Teachers leave the training with a wide variety of resources to help them in the classroom, not the least of which is their personal experience working through these topics with the Extension instructional team. In addition, the Neag members of the team have developed a 25-unit lesson plan that follows the educational progression of the workshop; teachers are encouraged to adapt all or part of the lesson plan for their use. Of the latest (summer 2018) class of 25 teachers, 100% said that the training was relevant to their classroom instruction, that the training was time well-invested, and that they would recommend the training to other teachers. Research is ongoing on how many teachers implemented all or part of the curriculum, and how it played out with their students. Although the project plan was for two workshops, they have been so well received that the team is holding a third TPL training in the summer of 2019 and is looking for resources that would enable them to continue this program for the foreseeable future.

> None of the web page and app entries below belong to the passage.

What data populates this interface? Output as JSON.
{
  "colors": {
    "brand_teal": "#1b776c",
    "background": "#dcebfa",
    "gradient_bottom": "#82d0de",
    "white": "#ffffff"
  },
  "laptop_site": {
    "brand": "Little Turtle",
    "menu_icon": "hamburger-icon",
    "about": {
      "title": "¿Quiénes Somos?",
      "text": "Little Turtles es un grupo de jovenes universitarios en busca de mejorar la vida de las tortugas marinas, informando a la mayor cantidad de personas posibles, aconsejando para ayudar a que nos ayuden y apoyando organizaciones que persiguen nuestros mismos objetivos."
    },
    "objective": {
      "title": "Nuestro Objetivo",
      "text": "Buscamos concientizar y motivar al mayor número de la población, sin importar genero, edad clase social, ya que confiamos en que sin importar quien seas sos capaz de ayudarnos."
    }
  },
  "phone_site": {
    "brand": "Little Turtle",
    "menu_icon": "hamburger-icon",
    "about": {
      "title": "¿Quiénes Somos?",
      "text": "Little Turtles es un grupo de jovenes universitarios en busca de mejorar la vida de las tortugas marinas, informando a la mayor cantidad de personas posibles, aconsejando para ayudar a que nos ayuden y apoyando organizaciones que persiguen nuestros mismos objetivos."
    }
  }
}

What do taking a trip to the beach, testing a well, and planting a new garden have in common? You guessed it—water. UConn is home to a state-wide organization focused on providing Connecticut’s citizens with information and research about all the water resources we encounter in our daily lives.
As the state’s land grant university, UConn’s College of Agriculture Health and Natural Resources became the home of the Connecticut Institute of Water Resources (CTIWR) in 1964, and it is housed in the Department of Natural Resources and the Environment. The institute seeks to resolve state and regional water related problems and provide a strong connection between water resource managers and the academic community. CTIWR also shares water-related research and other information with the general public to bridge the gap between scientists and the community.
The institute is currently expanding and focusing more attention on community outreach with the arrival of new center director, Michael Dietz.
“Our goal is to increase visibility of the water research in language that the general public can understand and use in their daily lives,” says Dietz. “We want to become a one-stop shop for information about all kinds of water-related issues. Where can you go to get your water tested, up to date information about drought or water quality around the state, in addition to research reports and funding opportunities for scientists.”
Recent projects explored leaching of nitrogen and phosphorous from lawns, relationships between metals and organic matter in soils, and quantifying the impact of road salts on wetlands in Eastern Connecticut.
“UConn has some really talented water researchers from different disciplines who can help citizens in our state better understand issues that affect our water resources. Through CTIWR, we’ll make sure that these experts and citizens can come together, speak the same language, and learn from one another.”